The Rolling Stones return to China, with setlist reflecting government censorship

Mick, Keith and co play their first gigs in the country since 2006

The Rolling Stones have returned to China for the first time since their debut there in 2006, headlining the Shanghai Mercedes-Benz Arena last night (March 12) with a setlist altered due to government censorship.

The band had been set to play the country for the first time in 2003 but the gigs were cancelled due to the Sars crisis. When they did play there, in 2006, songs including ‘Brown Sugar’, ‘Honky Tonk Women’ and ‘Let’s Spend The Night Together’ were banned by the Chinese Ministry Of Culture.

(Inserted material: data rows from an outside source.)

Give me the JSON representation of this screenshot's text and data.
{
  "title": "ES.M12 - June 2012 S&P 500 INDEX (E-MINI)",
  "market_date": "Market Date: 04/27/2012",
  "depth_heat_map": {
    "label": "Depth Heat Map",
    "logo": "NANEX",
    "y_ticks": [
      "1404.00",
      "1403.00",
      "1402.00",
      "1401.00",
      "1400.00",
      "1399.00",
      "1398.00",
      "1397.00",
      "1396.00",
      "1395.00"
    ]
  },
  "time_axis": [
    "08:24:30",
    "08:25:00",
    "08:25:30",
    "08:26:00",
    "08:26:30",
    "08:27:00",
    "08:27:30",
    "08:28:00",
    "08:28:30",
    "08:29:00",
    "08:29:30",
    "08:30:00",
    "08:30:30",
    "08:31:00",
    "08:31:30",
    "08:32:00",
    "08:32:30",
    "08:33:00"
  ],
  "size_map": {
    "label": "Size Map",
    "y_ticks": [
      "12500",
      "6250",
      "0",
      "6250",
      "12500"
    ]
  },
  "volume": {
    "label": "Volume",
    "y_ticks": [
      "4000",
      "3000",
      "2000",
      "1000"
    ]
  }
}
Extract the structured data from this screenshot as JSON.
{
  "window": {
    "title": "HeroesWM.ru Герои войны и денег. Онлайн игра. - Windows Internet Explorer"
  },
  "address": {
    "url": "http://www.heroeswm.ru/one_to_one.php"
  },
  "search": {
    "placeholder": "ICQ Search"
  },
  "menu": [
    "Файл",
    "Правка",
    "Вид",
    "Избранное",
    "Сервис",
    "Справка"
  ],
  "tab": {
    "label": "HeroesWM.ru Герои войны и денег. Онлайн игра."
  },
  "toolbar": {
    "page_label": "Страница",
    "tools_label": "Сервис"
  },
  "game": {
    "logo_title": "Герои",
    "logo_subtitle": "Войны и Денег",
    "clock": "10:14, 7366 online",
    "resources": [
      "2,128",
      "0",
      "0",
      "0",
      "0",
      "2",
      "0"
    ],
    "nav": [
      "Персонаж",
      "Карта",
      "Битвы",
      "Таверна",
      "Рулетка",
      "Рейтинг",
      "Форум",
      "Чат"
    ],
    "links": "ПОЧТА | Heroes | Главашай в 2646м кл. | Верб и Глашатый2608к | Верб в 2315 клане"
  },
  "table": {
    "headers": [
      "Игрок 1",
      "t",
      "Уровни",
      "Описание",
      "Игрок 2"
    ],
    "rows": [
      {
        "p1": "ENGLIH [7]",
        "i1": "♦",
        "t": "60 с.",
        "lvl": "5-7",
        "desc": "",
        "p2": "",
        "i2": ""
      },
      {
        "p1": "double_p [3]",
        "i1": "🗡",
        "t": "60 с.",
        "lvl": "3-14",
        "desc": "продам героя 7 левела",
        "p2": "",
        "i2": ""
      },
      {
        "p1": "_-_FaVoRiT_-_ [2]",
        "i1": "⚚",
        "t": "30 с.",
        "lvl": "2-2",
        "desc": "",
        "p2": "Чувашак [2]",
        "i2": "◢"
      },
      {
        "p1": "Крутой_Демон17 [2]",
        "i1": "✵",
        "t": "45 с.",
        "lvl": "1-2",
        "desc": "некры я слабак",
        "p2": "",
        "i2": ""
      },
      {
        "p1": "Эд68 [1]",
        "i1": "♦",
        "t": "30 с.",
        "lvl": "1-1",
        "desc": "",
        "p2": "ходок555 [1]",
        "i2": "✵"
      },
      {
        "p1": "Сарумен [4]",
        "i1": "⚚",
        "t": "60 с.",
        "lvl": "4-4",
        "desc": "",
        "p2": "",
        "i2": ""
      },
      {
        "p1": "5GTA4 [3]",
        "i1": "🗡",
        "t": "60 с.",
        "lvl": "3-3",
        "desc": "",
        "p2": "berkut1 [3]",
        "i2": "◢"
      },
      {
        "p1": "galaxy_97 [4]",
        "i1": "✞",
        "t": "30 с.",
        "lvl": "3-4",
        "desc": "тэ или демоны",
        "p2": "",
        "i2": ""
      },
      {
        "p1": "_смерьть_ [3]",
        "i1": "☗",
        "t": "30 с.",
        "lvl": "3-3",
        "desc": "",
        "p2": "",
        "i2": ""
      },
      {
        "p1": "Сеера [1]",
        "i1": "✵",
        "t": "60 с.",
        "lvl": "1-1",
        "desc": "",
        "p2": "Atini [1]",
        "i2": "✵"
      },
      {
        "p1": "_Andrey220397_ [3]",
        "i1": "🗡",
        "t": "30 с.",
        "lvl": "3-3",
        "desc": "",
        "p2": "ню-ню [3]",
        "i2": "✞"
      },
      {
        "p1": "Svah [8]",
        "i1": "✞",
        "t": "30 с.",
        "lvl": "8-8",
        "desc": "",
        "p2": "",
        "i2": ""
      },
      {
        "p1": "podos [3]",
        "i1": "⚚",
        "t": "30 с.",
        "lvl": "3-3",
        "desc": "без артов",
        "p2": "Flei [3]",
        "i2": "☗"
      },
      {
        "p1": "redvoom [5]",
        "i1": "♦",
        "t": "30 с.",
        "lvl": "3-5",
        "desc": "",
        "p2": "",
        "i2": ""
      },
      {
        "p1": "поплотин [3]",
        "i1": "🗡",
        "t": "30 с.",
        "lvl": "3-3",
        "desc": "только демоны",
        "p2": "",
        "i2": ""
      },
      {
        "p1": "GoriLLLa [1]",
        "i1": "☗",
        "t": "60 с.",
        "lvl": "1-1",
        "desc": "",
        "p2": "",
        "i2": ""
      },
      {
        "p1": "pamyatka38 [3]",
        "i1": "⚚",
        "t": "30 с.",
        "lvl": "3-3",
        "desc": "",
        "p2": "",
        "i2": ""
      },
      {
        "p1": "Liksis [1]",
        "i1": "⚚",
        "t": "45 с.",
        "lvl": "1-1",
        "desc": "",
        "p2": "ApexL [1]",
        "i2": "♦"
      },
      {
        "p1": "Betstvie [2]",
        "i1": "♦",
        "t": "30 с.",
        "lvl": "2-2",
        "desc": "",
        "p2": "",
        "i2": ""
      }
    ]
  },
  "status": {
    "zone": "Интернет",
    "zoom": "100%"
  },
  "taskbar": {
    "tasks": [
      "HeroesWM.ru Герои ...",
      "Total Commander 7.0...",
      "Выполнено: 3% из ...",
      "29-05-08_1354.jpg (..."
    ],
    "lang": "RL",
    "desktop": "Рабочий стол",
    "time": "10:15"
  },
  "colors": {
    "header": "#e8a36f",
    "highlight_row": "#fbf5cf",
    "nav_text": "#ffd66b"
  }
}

Last night the former two songs were off the setlist again, with frontman Mick Jagger telling the crowd that ‘Honky Tonk Women’ was “vetoed” by the authorities. Speaking before the show to local media, he had confirmed that the band had to submit their lyrics to Chinese authorities for vetting, as is custom for all foreign bands playing in China.

They played Macau, a Special Administrative Region of China that does not fall under the same censorship rules, earlier in the tour.

The band’s 1971 song ‘Dead Flowers’ was brought into the Shanghai setlist, having not been played on their current world tour so far, as was ‘Street Fighting Man’. The latter song had been chosen by fans on the Stones’ social media channels.

Guitarist Ronnie Wood wore a red T-shirt with a horse on it in reference to the current Chinese Year Of The Horse, with Jagger greeting the audience in basic Mandarin.

Ex-member Mick Taylor is on tour with the band, joining them in Shanghai for songs including ‘Slipping Away’ and ‘Midnight Rambler’.

The tour continues in Singapore on Saturday.

The Rolling Stones played:

Jumpin’ Jack Flash
Get Off My Cloud
‘It’s Only Rock ‘n’ Roll (But I Like It)’
‘Tumbling Dice’
‘Dead Flowers’
‘Ruby Tuesday’
‘Street Fighting Man’
‘Doom And Gloom’
‘Miss You’
‘Slipping Away’
‘Midnight Rambler’
‘All Down The Line’
‘Paint It Black’
‘Gimme Shelter’
‘Start Me Up’
‘Sympathy For The Devil’
‘You Can’t Always Get What You Want’
‘(I Can’t Get No) Satisfaction’